Here are some pictures of a big project that has been started, stopped, restarted, stopped again, and now resurrected anew. It is in East Rutherford, N.J., next door to Met Life Stadium, where the New York Giants and Jets play football.
The photographs below don't convey the impact of the project because they were taken from a distance and tend to minimize its enormous size. It has many garish pieces, and a lot of it looks like parti-colored stacks of oversized shipping containers.
New Jersey Governor Chris Christie has called it "the ugliest damn building in New Jersey, and maybe America." Whatever you think about Christie, you have to agree that he is right about that. He said the latest effort to revive the never-completed project will start with improving the look of the place from the outside.
This development, originally dubbed Xanadu, is to include a retail complex, an amusement park, a water park and the first indoor ski slope (on the left in the middle picture) in the country. It was approved for construction in 2003. The original developers filed for bankruptcy in 2007, after which another developer resumed work, quitting in 2009.
Between them, the first two unsuccessful efforts to complete the project consumed $1.9 billion and left the current hulk sitting in the middle of Jersey's Meadowlands.
In 2011, a group named Triple Five took over and renamed the project American Dream. The company promises 400 retail stores and restaurants, among these an "upscale gourmet food hall" and a kosher food mall. The theme park will have a Dream Works theme.
Triple Five owns the Mall of America in Bloomington, Minn., which is described, appropriately, as a mega mall. It has 520 stores, 50 restaurants, a Nickelodeon Universe theme park, a Sea Life aquarium and a Lego Universe Center.
When Mall of America opened, retail experts were skeptical, doubting that there were enough retail concepts in the country to fill the thing. In the 22 years since, American stores have lost much of their business to online sellers, but Mall of America seems to be holding its own.
American Dream may have real potential because it is not far from New York City. Millions of people from other countries visit New York every year, and something this big, with this many elements, could become a major tourist destination just on its own.
Back to the aesthetics. Triple Five plans to change the exterior of American Dream, adding "a lot of glass, really clean and exquisite, and I think a world-class building to be proud of," according to Triple Five's chief operating officer. A company spokesman told a Minneapolis newspaper it would have 80-foot-tall windows.

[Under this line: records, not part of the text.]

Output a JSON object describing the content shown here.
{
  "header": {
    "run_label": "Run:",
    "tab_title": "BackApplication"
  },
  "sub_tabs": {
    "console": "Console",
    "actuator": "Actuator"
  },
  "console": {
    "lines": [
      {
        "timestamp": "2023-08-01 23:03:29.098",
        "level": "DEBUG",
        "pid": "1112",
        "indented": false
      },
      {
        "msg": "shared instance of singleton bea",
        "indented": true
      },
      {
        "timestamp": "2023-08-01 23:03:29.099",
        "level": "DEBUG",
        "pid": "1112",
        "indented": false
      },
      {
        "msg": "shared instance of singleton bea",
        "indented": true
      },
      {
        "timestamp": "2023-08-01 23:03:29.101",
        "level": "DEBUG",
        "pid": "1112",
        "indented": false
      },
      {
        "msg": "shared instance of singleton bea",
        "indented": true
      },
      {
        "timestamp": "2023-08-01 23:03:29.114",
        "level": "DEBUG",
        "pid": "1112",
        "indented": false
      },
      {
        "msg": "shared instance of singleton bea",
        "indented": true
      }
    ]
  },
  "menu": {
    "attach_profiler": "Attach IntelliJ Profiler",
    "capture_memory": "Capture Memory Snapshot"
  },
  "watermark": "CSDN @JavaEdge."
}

Almost any change would be an improvement, of course, but I doubt that any effort could render an "exquisite" result in this unfortunate situation.

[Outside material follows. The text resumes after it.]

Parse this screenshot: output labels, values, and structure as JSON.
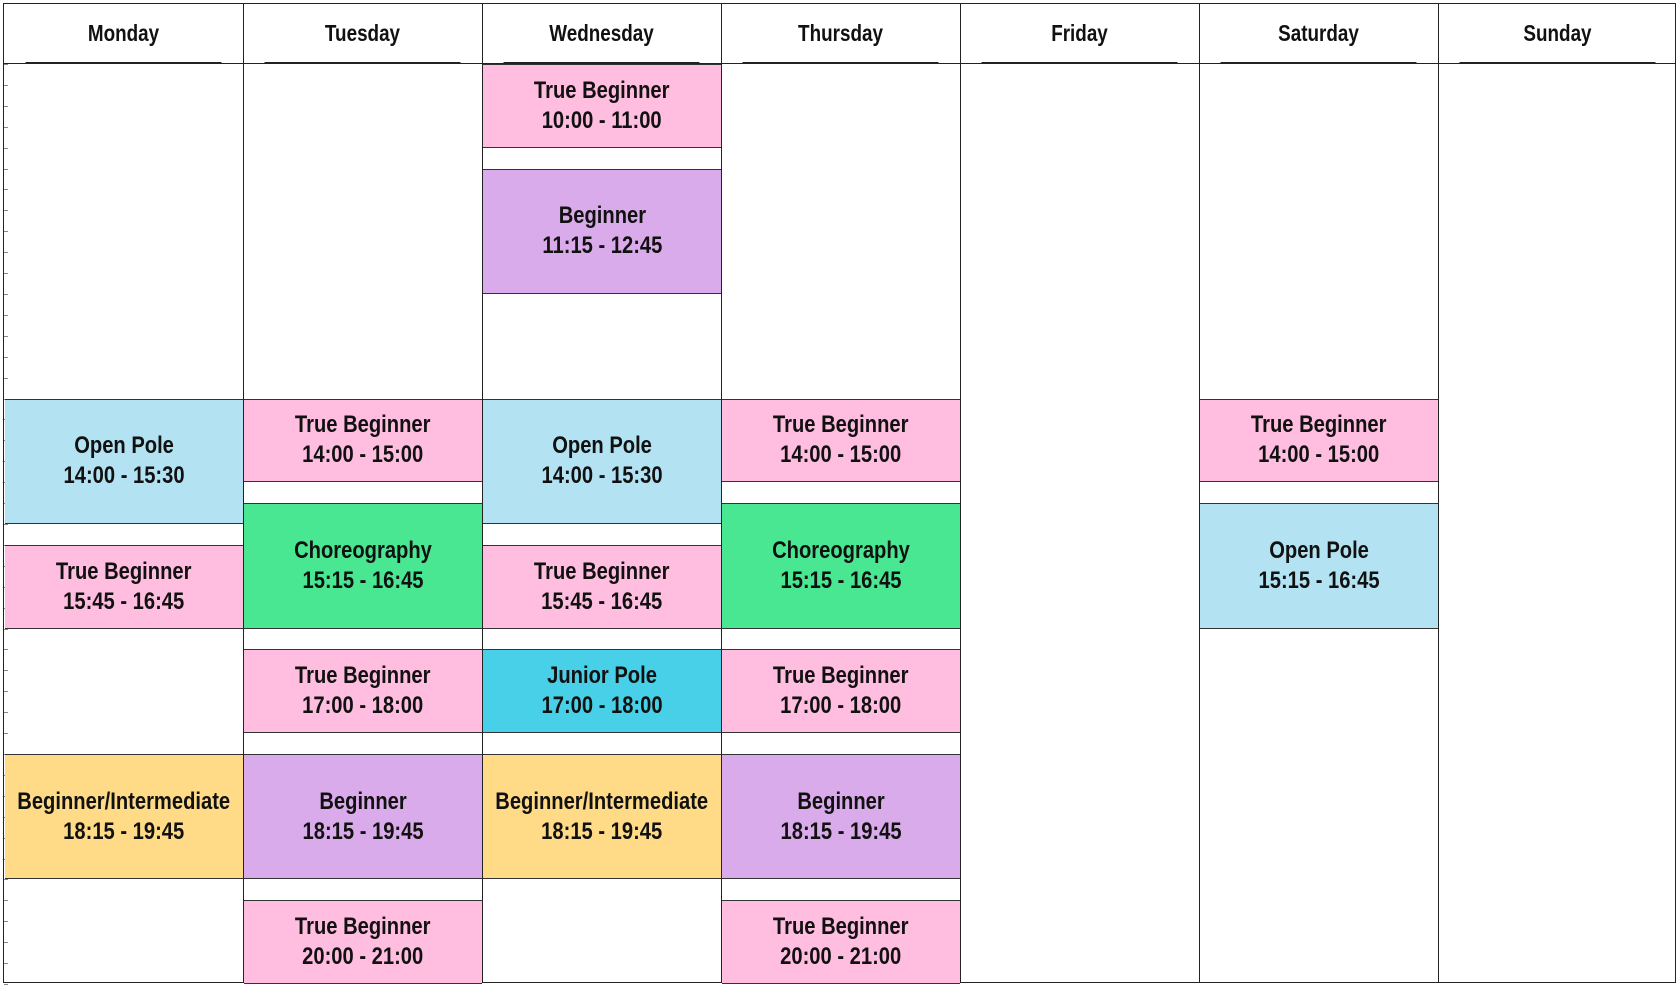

Work is to begin shortly and be completed in 2016.
Last year, New Jersey's Economic Development Department approved $390 million in tax breaks for American Dream, as well has hundreds of millions of dollars in public bonds to finance construction. The total tab for the completion of American Dream is expected to run to almost $2 billion.
Great as the prospects for American Dream may be, I do not sense much public enthusiasm in New Jersey for government investment in the project. My guess is most people would have been happier just to see the thing torn down.